TASK TO COMPLETE. Write out the data once more, exactly as it reads.

*** Opening RECORDS FOR THIS TASK ***

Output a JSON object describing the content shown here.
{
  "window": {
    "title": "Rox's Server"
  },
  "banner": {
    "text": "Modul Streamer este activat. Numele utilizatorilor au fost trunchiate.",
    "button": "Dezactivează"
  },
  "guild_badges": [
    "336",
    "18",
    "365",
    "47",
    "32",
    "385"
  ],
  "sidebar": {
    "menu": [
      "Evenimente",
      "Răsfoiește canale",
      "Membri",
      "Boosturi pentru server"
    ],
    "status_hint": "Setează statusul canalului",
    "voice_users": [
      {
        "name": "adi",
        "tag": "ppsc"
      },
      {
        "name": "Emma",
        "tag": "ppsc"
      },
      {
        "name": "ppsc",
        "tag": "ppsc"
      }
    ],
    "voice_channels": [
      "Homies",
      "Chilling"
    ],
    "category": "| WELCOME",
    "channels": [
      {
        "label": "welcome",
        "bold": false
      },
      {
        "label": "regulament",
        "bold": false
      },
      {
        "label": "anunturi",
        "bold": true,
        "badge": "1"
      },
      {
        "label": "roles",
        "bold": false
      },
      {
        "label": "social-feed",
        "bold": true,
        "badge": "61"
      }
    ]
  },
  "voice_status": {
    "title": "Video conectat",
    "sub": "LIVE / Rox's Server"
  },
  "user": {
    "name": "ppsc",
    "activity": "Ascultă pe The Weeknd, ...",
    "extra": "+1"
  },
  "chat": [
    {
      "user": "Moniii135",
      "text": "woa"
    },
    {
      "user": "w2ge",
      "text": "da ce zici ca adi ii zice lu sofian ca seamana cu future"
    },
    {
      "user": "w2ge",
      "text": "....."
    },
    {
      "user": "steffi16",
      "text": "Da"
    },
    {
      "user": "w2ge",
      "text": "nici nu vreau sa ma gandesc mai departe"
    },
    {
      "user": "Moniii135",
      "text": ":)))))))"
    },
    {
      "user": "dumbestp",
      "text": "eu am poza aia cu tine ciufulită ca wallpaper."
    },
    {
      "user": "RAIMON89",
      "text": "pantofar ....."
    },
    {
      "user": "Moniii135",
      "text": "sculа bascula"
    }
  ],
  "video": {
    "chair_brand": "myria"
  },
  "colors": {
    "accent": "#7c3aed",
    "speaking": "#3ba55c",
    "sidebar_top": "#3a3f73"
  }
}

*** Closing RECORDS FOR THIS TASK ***

RESULT BELOW.
Output a JSON object describing the content shown here.
{
  "window": {
    "title": "Rox's Server"
  },
  "banner": {
    "text": "Modul Streamer este activat. Numele utilizatorilor au fost trunchiate.",
    "button": "Dezactivează"
  },
  "guild_badges": [
    "336",
    "18",
    "365",
    "47",
    "32",
    "385"
  ],
  "sidebar": {
    "menu": [
      "Evenimente",
      "Răsfoiește canale",
      "Membri",
      "Boosturi pentru server"
    ],
    "status_hint": "Setează statusul canalului",
    "voice_users": [
      {
        "name": "adi",
        "tag": "ppsc"
      },
      {
        "name": "Emma",
        "tag": "ppsc"
      },
      {
        "name": "ppsc",
        "tag": "ppsc"
      }
    ],
    "voice_channels": [
      "Homies",
      "Chilling"
    ],
    "category": "| WELCOME",
    "channels": [
      {
        "label": "welcome",
        "bold": false
      },
      {
        "label": "regulament",
        "bold": false
      },
      {
        "label": "anunturi",
        "bold": true,
        "badge": "1"
      },
      {
        "label": "roles",
        "bold": false
      },
      {
        "label": "social-feed",
        "bold": true,
        "badge": "61"
      }
    ]
  },
  "voice_status": {
    "title": "Video conectat",
    "sub": "LIVE / Rox's Server"
  },
  "user": {
    "name": "ppsc",
    "activity": "Ascultă pe The Weeknd, ...",
    "extra": "+1"
  },
  "chat": [
    {
      "user": "Moniii135",
      "text": "woa"
    },
    {
      "user": "w2ge",
      "text": "da ce zici ca adi ii zice lu sofian ca seamana cu future"
    },
    {
      "user": "w2ge",
      "text": "....."
    },
    {
      "user": "steffi16",
      "text": "Da"
    },
    {
      "user": "w2ge",
      "text": "nici nu vreau sa ma gandesc mai departe"
    },
    {
      "user": "Moniii135",
      "text": ":)))))))"
    },
    {
      "user": "dumbestp",
      "text": "eu am poza aia cu tine ciufulită ca wallpaper."
    },
    {
      "user": "RAIMON89",
      "text": "pantofar ....."
    },
    {
      "user": "Moniii135",
      "text": "sculа bascula"
    }
  ],
  "video": {
    "chair_brand": "myria"
  },
  "colors": {
    "accent": "#7c3aed",
    "speaking": "#3ba55c",
    "sidebar_top": "#3a3f73"
  }
}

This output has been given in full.